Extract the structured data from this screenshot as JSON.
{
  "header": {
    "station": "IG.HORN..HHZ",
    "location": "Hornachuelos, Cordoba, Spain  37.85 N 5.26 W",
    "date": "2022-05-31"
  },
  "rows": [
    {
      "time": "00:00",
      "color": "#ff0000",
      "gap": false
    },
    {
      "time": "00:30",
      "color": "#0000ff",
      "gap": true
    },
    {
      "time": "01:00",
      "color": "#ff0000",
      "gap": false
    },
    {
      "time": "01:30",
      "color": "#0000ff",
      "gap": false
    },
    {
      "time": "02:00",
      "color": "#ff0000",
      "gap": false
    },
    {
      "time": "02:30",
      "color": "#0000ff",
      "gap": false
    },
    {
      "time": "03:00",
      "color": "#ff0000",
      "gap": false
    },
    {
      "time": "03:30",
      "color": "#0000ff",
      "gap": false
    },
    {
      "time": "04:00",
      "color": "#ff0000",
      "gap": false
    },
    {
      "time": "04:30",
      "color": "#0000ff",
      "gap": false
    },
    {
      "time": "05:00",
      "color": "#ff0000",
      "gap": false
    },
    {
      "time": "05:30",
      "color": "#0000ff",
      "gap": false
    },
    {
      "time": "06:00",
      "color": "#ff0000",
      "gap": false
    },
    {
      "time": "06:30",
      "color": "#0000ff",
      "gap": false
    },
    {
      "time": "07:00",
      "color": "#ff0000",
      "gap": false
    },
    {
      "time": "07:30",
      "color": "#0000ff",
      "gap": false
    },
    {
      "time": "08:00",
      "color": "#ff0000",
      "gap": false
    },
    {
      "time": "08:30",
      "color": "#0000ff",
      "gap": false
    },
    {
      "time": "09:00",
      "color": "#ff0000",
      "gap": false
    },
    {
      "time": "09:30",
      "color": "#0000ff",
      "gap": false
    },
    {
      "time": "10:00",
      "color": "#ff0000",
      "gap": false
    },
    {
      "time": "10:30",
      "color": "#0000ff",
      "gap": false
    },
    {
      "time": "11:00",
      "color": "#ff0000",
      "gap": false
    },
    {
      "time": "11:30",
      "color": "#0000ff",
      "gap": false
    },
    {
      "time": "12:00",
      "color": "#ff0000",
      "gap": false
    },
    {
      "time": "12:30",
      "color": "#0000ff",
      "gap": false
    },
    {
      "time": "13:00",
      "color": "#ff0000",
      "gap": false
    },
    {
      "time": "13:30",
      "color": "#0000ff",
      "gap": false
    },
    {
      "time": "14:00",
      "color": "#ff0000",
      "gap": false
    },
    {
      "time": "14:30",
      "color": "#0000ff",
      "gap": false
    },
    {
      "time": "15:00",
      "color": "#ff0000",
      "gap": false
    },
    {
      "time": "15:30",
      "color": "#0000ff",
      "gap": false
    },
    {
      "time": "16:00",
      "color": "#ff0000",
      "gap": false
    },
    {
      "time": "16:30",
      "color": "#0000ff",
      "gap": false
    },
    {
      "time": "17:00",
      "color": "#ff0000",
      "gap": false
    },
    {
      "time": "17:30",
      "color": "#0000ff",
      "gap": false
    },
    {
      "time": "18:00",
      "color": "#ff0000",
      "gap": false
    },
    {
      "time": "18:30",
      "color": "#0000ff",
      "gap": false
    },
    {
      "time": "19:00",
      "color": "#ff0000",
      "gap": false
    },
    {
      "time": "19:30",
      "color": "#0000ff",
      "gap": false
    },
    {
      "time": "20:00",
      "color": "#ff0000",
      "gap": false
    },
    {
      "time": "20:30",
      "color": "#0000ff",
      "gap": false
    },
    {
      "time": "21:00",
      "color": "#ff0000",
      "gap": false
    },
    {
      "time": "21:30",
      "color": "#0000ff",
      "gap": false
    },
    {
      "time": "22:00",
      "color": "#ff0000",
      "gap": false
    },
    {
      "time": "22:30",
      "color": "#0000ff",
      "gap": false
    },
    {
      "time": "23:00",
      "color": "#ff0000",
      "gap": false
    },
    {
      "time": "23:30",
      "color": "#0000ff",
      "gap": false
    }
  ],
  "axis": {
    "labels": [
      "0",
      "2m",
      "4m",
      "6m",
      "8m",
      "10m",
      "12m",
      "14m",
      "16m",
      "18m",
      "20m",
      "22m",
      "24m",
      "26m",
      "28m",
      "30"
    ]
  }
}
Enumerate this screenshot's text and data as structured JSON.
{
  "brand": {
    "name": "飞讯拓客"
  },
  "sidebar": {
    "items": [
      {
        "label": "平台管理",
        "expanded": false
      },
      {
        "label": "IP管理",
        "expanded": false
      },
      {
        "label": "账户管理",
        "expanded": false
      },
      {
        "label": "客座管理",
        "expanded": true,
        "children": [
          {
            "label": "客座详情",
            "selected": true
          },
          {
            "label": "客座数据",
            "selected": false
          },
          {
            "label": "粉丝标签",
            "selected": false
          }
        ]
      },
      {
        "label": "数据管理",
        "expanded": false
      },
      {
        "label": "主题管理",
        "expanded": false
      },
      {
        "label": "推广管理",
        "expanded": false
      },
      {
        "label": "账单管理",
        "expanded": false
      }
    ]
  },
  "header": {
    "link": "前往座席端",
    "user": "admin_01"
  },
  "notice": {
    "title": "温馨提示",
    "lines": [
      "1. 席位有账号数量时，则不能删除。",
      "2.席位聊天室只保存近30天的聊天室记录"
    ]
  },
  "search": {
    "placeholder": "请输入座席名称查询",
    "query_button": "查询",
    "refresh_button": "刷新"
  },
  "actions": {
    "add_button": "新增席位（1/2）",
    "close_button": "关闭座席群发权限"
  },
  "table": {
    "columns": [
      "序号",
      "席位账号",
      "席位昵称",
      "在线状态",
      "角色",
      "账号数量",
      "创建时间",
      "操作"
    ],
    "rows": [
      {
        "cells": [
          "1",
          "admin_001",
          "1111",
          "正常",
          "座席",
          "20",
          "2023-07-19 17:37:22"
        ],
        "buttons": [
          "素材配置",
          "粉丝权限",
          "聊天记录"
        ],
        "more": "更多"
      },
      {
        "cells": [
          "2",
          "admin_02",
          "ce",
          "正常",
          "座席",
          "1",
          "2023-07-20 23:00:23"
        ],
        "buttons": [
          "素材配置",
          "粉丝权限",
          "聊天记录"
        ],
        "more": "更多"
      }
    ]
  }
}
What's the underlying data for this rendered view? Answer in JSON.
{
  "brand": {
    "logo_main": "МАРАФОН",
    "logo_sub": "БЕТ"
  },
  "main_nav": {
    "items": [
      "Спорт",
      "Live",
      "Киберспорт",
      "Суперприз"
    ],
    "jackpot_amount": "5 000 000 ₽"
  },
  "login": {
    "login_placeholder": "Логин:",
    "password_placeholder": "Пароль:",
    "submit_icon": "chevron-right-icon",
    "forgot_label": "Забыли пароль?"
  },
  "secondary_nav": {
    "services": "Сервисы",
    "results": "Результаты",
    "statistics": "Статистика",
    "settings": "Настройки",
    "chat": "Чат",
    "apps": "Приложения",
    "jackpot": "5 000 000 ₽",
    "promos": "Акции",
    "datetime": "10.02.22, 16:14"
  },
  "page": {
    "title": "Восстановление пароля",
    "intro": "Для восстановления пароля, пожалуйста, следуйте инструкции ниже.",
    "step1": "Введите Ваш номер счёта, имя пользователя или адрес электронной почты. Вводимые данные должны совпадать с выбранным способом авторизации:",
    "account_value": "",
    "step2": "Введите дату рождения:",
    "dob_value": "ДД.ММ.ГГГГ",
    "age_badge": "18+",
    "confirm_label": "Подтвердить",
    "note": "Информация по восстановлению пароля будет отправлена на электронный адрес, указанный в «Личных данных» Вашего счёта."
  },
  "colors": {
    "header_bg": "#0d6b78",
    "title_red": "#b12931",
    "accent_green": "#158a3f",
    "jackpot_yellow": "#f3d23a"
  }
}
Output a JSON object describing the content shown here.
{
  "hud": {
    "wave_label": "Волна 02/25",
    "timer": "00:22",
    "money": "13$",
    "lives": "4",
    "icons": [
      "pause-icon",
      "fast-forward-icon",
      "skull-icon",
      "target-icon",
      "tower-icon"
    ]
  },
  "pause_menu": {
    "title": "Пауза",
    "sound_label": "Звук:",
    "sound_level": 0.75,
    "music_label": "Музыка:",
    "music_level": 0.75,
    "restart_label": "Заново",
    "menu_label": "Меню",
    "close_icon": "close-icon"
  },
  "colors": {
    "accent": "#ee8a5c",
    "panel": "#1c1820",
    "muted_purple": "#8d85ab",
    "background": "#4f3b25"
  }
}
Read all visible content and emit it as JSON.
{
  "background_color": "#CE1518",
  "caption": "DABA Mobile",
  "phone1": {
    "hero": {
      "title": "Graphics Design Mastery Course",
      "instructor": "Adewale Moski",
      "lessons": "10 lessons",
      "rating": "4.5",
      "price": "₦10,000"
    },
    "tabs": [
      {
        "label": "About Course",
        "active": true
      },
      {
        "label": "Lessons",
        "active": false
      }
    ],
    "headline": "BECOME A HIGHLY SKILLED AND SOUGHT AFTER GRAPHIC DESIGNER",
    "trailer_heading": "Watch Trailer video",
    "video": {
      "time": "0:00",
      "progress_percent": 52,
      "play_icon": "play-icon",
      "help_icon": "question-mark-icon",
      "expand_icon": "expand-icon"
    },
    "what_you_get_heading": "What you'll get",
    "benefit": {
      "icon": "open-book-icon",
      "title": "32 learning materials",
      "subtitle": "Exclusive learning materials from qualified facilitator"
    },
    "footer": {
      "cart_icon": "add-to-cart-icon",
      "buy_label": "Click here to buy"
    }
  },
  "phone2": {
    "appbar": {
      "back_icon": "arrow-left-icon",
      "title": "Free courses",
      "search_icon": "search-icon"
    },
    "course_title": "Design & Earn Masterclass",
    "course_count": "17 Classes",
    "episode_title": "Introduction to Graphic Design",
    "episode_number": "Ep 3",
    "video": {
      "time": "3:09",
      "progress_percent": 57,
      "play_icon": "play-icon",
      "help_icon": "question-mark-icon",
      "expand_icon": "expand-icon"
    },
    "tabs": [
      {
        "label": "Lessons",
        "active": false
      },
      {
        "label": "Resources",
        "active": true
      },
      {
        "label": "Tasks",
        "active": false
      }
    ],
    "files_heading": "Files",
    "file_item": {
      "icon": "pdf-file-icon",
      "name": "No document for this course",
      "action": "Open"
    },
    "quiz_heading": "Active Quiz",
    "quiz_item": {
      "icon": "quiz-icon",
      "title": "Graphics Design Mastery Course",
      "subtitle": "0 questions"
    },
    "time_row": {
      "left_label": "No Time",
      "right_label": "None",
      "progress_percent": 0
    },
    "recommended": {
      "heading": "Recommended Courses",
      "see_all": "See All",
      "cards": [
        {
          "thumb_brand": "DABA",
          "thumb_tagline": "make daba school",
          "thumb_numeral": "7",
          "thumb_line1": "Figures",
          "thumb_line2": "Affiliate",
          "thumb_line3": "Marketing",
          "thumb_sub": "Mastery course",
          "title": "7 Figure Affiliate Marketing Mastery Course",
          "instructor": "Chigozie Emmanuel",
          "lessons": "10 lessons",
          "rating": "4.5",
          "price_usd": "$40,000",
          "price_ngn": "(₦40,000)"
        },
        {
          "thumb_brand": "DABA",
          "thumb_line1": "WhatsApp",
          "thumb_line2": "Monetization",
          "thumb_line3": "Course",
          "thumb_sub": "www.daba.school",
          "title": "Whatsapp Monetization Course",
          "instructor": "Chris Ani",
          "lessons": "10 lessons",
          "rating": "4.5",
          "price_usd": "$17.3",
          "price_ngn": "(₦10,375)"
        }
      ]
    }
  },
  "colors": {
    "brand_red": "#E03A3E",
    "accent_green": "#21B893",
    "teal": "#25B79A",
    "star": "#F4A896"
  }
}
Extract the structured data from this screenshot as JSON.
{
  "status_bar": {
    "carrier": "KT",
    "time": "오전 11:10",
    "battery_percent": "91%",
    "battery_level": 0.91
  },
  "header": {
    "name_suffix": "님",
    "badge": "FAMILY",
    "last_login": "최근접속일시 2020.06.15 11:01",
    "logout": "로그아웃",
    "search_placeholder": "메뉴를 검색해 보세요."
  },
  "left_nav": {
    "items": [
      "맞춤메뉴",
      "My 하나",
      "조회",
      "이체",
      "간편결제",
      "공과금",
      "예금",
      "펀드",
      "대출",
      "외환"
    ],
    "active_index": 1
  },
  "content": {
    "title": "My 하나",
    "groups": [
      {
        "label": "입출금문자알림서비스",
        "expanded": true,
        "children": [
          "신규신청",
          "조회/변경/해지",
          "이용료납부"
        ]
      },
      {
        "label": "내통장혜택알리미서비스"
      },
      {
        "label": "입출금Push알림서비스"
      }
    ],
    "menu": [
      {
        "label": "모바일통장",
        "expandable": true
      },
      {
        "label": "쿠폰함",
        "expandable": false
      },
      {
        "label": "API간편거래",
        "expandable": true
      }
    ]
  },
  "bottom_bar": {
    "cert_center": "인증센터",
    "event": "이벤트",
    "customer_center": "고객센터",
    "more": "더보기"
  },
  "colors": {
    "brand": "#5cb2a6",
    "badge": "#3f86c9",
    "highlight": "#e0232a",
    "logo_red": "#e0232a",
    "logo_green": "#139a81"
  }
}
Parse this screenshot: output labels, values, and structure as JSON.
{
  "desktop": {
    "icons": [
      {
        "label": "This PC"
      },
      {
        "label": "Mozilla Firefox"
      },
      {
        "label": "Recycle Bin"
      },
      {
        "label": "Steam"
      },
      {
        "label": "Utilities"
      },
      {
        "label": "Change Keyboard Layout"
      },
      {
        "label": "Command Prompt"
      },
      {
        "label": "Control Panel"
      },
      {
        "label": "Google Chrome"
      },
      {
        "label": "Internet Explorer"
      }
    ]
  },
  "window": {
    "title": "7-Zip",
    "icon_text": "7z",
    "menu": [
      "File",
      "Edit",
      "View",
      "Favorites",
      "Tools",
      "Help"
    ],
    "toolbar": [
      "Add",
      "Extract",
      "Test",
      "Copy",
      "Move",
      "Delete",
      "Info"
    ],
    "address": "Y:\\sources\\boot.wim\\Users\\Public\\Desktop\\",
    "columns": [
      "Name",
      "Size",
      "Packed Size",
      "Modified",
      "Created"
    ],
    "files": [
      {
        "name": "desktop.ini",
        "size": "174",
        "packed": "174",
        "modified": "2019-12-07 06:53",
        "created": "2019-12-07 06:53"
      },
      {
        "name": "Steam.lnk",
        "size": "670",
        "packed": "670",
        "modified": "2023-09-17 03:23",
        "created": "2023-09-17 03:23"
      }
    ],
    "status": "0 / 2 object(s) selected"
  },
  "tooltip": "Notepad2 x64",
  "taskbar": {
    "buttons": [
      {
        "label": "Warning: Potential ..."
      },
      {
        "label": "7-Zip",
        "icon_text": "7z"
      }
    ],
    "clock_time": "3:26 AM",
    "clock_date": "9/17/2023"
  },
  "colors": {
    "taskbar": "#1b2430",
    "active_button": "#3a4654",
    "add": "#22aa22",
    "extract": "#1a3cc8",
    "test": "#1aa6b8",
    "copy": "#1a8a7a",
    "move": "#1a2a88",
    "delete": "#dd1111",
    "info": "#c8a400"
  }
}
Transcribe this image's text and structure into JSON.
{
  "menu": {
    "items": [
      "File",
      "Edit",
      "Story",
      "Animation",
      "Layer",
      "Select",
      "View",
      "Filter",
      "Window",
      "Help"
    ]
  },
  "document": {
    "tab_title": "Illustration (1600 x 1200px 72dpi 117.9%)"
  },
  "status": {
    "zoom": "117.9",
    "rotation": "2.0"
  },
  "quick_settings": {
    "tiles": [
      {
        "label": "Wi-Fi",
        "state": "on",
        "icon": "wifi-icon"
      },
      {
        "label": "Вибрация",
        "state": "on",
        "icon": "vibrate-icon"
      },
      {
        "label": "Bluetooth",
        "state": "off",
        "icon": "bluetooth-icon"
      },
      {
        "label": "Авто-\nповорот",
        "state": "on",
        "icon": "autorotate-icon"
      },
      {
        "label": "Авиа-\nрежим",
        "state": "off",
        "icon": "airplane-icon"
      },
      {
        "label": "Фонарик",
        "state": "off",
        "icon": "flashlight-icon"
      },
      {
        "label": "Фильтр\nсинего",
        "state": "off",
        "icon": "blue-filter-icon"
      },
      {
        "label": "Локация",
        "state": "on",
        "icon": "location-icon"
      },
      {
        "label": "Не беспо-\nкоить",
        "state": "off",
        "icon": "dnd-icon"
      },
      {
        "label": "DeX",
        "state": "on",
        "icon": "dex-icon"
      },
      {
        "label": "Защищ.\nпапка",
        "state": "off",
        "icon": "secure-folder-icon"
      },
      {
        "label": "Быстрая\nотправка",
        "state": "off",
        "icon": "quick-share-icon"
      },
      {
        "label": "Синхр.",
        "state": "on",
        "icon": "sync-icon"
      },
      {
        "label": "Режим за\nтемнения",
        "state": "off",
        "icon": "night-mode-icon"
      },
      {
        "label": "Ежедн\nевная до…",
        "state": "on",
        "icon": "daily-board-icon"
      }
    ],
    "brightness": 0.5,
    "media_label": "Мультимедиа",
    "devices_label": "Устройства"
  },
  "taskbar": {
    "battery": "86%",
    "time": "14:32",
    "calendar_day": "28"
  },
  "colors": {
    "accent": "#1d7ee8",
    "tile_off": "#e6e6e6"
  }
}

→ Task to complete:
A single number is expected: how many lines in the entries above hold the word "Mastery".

→ Written solution:
4